**PROVIDED RECORDS**.
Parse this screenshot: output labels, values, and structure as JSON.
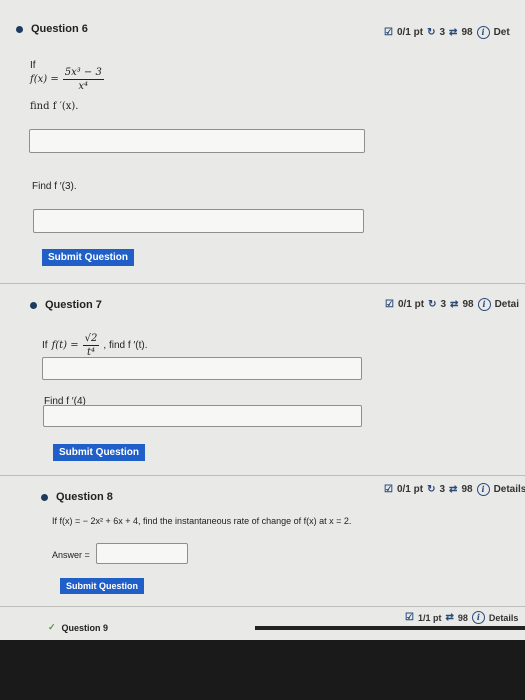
{
  "q6": {
    "title": "Question 6",
    "score": "0/1 pt",
    "retries": "3",
    "attempts": "98",
    "details": "Det",
    "if_label": "If",
    "f_lhs": "f(x) =",
    "frac_num": "5x³ − 3",
    "frac_den": "x⁴",
    "find_label": "find f ′(x).",
    "find2_label": "Find f ′(3).",
    "submit": "Submit Question"
  },
  "q7": {
    "title": "Question 7",
    "score": "0/1 pt",
    "retries": "3",
    "attempts": "98",
    "details": "Detai",
    "if_label": "If",
    "f_lhs": "f(t) =",
    "frac_num": "√2",
    "frac_den": "t⁴",
    "find_suffix": ", find f ′(t).",
    "find2_label": "Find f ′(4)",
    "submit": "Submit Question"
  },
  "q8": {
    "title": "Question 8",
    "score": "0/1 pt",
    "retries": "3",
    "attempts": "98",
    "details": "Details",
    "prompt": "If f(x) = − 2x² + 6x + 4, find the instantaneous rate of change of f(x) at x = 2.",
    "answer_label": "Answer =",
    "submit": "Submit Question"
  },
  "q9": {
    "title": "Question 9",
    "score": "1/1 pt",
    "attempts": "98",
    "details": "Details"
  }
}
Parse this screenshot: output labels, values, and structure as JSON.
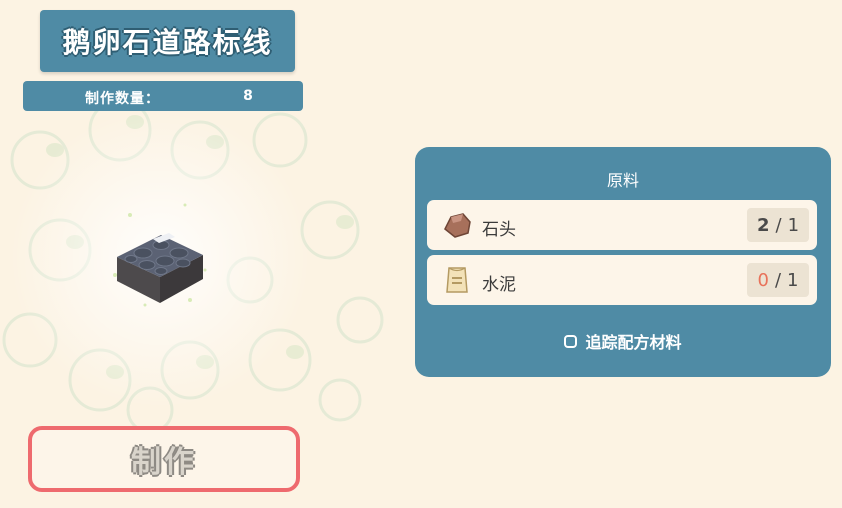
{
  "item": {
    "title": "鹅卵石道路标线",
    "quantity_label": "制作数量：",
    "quantity_value": "8"
  },
  "craft_button": {
    "label": "制作"
  },
  "recipe": {
    "title": "原料",
    "ingredients": [
      {
        "name": "石头",
        "icon": "stone-icon",
        "have": "2",
        "separator": "/",
        "need": "1",
        "have_color": "#4a4a4a"
      },
      {
        "name": "水泥",
        "icon": "cement-bag-icon",
        "have": "0",
        "separator": "/",
        "need": "1",
        "have_color": "#e8725a"
      }
    ],
    "track_label": "追踪配方材料"
  },
  "colors": {
    "panel": "#4f8ba5",
    "background": "#fcf3e3",
    "craft_border": "#ee6a6e",
    "shortage": "#e8725a"
  }
}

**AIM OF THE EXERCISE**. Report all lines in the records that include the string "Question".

**EXERCISE RESPONSE**.
    "title": "Question 6",
    "submit": "Submit Question"
    "title": "Question 7",
    "submit": "Submit Question"
    "title": "Question 8",
    "submit": "Submit Question"
    "title": "Question 9",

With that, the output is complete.